If you are questioning yourself, or you find that some of this content relates to you as a possible HSP - or feel that one of you children is highly sensitive - it may be worth reading more about the subject. You can start deepening your awareness via a test available on Dr Elaine Aron’s website (see below). There are two separate tests you can take; one is specific for adults, and another can be taken by parents on behalf of their children.
The test can only reveal so much, according to how much you already know or discovered.
Discovering being an HSP or parenting an HSC can be magical and overwhelming at the same time, with all the nuances towards an amazing life journey. Have a go with the test(s), read more if you need to, or just start exploring and get in touch with a therapist if you feel like is time to reflect in a different supported environment.
Finding out that you are highly sensitive can bring up a variety of emotions; often there is a relief that it is OK and normal to be highly sensitive, perhaps dispelling some doubts you had about yourself. In some families, fitting in may have been difficult and you may have been told you were “too sensitive” as a child and carried this lack of understanding forward into adulthood and the workplace.
As an HSP, self-care is paramount, as is the awareness of your immediate environment. Finally, meeting other HSPs in a social group can offer support and help with self-acceptance.
High sensation seeking
If high sensitivity is largely under the radar, then High Sensation Seeking is the stealth equivalent; you might identify with some of the characteristics, yet may not be familiar with the term.
Marvin Zuckerman is credited with the research in developing knowledge about High Sensation Seeking. HSS can be present with or without high sensitivity; roughly 30% of highly sensitive people are also high sensation seekers. The popular misconception is that high sensation seekers are all extroverts; some are definitely not, yet accurate figures are not currently available.

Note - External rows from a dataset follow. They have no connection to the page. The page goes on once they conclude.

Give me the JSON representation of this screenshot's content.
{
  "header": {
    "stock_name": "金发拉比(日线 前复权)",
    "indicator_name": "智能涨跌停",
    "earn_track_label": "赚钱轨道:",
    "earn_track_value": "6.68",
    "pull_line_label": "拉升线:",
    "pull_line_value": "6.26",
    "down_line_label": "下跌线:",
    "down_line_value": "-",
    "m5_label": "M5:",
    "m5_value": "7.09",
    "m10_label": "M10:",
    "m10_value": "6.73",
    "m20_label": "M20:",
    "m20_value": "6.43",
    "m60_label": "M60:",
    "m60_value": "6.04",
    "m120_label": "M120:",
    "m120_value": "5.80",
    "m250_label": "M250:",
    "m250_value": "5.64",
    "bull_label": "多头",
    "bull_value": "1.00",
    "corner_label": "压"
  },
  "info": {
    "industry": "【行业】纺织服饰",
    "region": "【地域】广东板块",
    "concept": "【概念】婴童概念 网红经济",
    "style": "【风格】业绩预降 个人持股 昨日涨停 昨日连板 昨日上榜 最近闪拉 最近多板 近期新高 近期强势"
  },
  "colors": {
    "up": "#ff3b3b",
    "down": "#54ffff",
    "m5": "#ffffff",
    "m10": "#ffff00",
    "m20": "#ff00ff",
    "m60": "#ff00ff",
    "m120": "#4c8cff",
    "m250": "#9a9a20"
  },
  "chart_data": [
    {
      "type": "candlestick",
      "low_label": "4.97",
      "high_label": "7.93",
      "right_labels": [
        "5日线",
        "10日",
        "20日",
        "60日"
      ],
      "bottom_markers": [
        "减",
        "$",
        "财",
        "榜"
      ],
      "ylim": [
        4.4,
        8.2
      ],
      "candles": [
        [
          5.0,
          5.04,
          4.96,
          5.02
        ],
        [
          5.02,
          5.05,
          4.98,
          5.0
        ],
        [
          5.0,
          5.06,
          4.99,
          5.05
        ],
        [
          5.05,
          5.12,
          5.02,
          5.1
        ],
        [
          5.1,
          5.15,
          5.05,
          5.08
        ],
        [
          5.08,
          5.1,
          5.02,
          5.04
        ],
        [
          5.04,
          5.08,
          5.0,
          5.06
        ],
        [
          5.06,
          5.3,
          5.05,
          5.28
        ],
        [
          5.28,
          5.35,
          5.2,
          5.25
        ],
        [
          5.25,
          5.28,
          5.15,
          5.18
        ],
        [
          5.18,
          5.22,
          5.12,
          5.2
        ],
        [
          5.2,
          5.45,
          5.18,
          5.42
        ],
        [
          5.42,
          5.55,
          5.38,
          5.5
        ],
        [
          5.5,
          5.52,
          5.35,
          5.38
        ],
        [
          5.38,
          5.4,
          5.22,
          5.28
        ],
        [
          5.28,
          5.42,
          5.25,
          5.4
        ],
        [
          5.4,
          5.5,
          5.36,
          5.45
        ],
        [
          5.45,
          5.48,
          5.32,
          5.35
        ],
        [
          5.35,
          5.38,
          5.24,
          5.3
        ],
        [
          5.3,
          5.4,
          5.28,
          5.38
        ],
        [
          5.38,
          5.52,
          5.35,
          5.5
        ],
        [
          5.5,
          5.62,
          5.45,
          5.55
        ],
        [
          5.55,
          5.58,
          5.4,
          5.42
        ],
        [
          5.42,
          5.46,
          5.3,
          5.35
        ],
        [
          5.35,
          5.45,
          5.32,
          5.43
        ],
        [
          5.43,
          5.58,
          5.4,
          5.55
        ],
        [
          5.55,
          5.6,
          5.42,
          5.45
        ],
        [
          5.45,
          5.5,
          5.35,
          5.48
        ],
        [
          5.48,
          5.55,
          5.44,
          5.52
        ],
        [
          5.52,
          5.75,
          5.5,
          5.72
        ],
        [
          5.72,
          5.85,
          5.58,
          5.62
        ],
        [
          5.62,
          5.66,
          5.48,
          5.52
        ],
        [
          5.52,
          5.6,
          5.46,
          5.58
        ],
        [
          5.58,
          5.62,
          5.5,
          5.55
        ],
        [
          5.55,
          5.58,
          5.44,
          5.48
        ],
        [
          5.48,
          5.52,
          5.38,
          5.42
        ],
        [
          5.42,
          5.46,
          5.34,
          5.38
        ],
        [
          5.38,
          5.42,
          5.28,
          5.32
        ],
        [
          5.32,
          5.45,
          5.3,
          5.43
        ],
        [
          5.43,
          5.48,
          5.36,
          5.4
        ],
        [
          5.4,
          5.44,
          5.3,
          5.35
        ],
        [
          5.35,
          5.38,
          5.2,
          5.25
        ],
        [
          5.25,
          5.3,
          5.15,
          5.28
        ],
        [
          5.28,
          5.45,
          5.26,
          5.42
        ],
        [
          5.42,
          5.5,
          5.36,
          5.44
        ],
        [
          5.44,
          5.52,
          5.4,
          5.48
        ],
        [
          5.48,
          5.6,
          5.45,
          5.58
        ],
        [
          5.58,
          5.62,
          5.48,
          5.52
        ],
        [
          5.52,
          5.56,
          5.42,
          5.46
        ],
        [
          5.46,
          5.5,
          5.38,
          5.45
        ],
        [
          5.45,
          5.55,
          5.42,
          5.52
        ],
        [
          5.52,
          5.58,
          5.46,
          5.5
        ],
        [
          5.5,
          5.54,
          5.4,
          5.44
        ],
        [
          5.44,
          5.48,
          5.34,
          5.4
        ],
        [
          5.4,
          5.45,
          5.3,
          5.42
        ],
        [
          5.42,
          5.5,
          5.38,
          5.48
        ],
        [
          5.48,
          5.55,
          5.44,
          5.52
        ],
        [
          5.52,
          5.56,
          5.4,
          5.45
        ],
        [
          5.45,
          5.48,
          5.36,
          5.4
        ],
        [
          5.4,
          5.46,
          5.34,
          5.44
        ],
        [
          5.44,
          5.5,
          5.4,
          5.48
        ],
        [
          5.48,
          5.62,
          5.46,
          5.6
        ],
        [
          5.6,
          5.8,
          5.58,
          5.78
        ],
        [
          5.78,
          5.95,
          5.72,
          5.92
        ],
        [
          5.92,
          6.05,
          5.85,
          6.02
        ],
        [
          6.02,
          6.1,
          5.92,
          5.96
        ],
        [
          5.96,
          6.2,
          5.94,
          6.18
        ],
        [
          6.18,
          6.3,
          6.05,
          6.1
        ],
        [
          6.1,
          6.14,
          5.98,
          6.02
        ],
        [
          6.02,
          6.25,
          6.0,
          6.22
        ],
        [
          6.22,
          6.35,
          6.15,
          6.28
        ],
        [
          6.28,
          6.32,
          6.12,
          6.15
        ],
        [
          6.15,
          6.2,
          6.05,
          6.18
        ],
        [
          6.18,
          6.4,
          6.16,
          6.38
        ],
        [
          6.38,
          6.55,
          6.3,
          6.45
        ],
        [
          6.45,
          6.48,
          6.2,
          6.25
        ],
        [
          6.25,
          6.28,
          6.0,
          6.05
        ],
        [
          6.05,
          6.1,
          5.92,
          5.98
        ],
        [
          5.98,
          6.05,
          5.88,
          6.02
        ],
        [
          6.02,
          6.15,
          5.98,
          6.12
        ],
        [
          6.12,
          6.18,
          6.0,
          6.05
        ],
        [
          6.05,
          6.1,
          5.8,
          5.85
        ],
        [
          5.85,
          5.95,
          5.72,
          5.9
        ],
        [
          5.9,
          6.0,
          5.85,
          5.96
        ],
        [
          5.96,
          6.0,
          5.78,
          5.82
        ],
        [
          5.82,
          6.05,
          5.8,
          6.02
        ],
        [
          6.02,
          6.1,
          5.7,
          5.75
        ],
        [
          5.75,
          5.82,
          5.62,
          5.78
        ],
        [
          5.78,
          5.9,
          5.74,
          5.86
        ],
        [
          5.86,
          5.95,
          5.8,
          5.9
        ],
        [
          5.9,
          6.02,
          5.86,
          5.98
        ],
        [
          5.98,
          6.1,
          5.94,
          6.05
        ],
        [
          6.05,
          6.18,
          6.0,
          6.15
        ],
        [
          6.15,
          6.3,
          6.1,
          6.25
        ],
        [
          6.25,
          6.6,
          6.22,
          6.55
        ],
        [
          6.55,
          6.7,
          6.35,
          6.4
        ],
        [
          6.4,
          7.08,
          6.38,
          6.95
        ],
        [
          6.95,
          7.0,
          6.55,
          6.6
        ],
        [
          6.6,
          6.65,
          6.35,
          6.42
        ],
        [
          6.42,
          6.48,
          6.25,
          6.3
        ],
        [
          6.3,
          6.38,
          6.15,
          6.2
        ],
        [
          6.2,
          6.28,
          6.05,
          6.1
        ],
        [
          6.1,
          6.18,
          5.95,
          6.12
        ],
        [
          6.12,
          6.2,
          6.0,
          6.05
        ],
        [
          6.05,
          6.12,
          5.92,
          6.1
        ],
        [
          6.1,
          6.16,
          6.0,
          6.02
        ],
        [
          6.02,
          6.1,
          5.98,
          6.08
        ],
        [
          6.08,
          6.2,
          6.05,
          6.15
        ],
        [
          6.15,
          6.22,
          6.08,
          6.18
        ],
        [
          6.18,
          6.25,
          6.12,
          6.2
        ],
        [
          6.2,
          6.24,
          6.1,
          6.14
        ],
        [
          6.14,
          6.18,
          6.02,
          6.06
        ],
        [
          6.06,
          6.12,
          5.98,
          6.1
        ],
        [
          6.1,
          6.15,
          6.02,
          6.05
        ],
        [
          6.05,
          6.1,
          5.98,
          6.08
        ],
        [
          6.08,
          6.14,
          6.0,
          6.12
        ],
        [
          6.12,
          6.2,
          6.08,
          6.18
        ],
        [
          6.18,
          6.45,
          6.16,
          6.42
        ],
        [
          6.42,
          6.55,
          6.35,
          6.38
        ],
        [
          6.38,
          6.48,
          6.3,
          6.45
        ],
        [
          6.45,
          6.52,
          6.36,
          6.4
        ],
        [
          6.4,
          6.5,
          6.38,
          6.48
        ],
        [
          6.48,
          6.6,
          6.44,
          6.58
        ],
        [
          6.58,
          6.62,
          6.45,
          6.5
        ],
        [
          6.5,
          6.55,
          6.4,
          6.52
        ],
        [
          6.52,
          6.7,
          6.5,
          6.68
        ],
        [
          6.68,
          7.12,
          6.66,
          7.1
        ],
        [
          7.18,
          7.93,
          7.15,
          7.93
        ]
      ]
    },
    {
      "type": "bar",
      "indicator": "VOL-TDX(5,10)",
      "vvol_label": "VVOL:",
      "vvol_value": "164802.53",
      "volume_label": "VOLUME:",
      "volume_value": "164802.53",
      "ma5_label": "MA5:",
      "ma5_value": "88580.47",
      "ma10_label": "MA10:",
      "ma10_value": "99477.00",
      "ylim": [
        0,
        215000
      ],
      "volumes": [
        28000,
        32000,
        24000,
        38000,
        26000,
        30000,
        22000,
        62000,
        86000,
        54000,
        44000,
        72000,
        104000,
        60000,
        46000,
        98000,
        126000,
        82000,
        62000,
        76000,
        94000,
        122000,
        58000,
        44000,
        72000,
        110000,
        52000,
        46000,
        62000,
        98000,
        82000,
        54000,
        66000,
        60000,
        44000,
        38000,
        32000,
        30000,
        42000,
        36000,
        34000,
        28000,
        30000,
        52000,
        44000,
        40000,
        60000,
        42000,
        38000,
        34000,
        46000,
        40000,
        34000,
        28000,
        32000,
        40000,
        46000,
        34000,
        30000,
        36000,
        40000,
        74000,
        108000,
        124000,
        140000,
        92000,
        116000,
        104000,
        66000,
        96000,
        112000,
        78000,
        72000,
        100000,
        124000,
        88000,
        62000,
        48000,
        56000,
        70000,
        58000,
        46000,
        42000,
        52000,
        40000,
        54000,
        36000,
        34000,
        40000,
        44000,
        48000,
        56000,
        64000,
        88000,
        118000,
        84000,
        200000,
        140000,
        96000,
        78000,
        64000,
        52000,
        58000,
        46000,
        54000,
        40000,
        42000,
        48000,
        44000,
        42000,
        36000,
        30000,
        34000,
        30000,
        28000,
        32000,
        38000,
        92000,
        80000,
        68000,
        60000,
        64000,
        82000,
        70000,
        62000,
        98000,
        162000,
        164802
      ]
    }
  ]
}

What are the key characteristics of a high sensation seeker?
You don’t need to be high in each aspect, but the following are likely to be present at some level:
First off - thrill and adventure-seeking.
This might reflect in a desire to participate in what might be considered dangerous sports; driving fast; enjoying going on roller coasters etc.
Secondly is the need for novelty and new experiences. This can be as simple as reading a new book, enjoying going to a new restaurant, or travelling to a new destination.
Thirdly, there is disinhibition. This may show as activities outside societal norms - for example, recreational drug-taking.
Finally, susceptibility to boredom. This is the enemy of the HSS and the only one of the four aspects that don’t seem to lessen with age.
If you recognise some of these traits, you can take the high sensation seeking test.
What if you are both highly sensitive and high sensation seeking?
Dr. Aron has aptly described this as “driving with one foot on the throttle and the other on the brake”. Dr Tracy Cooper, a leading authority on High Sensation Seeking, describes it thus: “High Sensation Seeking is forever pushing us forward with boredom the stick, whilst High Sensitivity slows us down and allows us to appreciate our experiences”.
Balancing the two successfully requires self-awareness and self-compassion for the times you don’t get it right. Working with a counsellor experienced in these areas can help you on your journey.